Here are some other tribal masks by fifth and sixth graders.

Friday, January 29, 2016

Dogs, Dogs, Dogs! Inspired by William Wegman

I think this image speaks for itself as introduction for artist William Wegman. 

However, if you would like to learn more about Wegman and explore more of his work, head over to for hours of entertainment! 

Third and Fourth Graders learned about William Wegman and looked at many examples of his work.  We even enjoyed one of his "Hardly Boys" videos while we worked! Students used dog head templates (thank you to Art Projects for Kids for this!) and drew the rest of the bodies dressed in many different types of attire! 

In addition to looking at Wegman's contemporary work, we looked at the classic paintings by Cassius Marcellus Coolidge of Dogs Play Poker.  This series of paintings were made over 100 years ago as advertisements for cigars.  This connection shows that artists have enjoyed the idea of putting animals in human situations for a very long time. 

Dragons for Chinese New Year

Every Chinese New Year Parade ends with a Dragon Dance.
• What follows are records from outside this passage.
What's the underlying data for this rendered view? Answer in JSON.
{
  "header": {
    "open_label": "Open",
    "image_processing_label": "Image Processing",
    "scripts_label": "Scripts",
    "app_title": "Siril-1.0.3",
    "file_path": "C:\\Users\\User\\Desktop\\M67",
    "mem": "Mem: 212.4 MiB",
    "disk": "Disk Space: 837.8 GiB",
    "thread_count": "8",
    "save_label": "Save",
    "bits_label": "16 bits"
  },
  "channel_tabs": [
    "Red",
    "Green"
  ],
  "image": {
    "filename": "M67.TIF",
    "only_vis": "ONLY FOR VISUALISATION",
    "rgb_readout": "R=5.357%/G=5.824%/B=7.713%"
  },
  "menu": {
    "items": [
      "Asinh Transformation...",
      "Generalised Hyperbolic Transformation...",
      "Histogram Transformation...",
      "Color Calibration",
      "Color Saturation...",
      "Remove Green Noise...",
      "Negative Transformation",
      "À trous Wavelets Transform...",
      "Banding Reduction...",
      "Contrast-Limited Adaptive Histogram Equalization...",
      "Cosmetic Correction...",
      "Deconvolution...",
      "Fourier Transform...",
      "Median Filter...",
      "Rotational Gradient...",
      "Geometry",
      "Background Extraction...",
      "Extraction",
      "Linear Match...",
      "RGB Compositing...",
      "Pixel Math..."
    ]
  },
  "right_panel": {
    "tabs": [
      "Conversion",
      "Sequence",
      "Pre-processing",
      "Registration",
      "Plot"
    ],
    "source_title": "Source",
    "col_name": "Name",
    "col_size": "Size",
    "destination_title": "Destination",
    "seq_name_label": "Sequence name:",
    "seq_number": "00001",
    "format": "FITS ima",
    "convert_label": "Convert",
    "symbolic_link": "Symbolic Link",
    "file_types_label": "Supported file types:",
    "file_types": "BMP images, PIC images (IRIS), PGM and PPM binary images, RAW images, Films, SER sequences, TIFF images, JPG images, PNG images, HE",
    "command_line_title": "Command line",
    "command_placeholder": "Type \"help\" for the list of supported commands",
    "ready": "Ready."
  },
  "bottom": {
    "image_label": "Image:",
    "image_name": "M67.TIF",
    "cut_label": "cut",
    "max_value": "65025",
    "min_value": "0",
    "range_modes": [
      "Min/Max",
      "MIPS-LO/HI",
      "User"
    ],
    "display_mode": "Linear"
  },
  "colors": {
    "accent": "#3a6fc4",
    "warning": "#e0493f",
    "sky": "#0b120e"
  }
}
The parades start on New Year's Day and continue for the next fifteen days until the end of the festivities with the Lantern Festival.

The Dragon Parade is a highlight of the festivities. The Dragon represents wisdom, power, and wealth and a very important aspect of Chinese Culture. It is also said that the Dragon Dance performed on New Year's Day scares away the evil spirits and all the bad luck with them...

During the Dance, a dozen or so performers hold the dragon up on poles. They raise and lower the Dragon making him "dance" as they wind through the masses to the sounds of horns, drums and gongs. (from

Here is a Dragon Puppet the was used in a Chinese New Year parade.

First and second grade artists looked at many examples of Chinese Dragons and then drew their own using construction paper crayons and oil pastels. 

Kindergarten Nature Names Paintings

One of the most memorable parts of being in Kindergarten at WES is having a "Nature Name." Each child has a native Vermont animal that he or she identifies with for the year.  In art class, we used tempera paint and really large paper to make paintings of these animals in their natural habitat.  

Thursday, January 21, 2016

Trees inspired by Rebecca Rebouche and Gustav Klimt

When I discovered the contemporary artist Rebecca Rebouche, I knew I would have to teach a lesson based on her work.  Her "Tree Series" paintings drew me in because of the balance of simplicity and detail and the obvious playfulness she enjoys in the process.
My art students love drawing trees and some even believe that they know How To Draw a Tree, as if there is just one right way to do it.  Here is where I introduce another favorite artist, Gustav Klimt, with his painting "Tree of Life."  In looking at this intricate, swirly, gold-tinted tree, we see that the possibilities are endless. 

Although Rebecca Rebouche and Gustav Klimt lived 100 years apart, when we compare their work we can see some similarities. 

Third and fourth graders looked at Rebouche's "Tree Series" paintings and Klimt's "Tree of Life" painting.  In addition to the symbolic meaning of the trees themselves, both artists included other objects in the branches of their trees to represent things that are important to them. Click here to learn more about the symbols in Klimt's "Tree of Life."

We often start the year by drawing or painting self-portrait.  This year we breezed through this with our Monochromatic Self Portraits.  In planning the self-portrait process, I wanted students to focus on what truly makes them special and unique.  Rather than trying to, once again, help students show this in a traditional head and shoulders self-portrait, I decided to take a more abstract approach.  These tree drawings by grades three and four are a type of self portrait. 

Can you guess the students who created them based on what they chose to include in the branches?

Watch these beautiful videos to see Rebecca Rebouche at work and see how she draws inspiration from the natural world.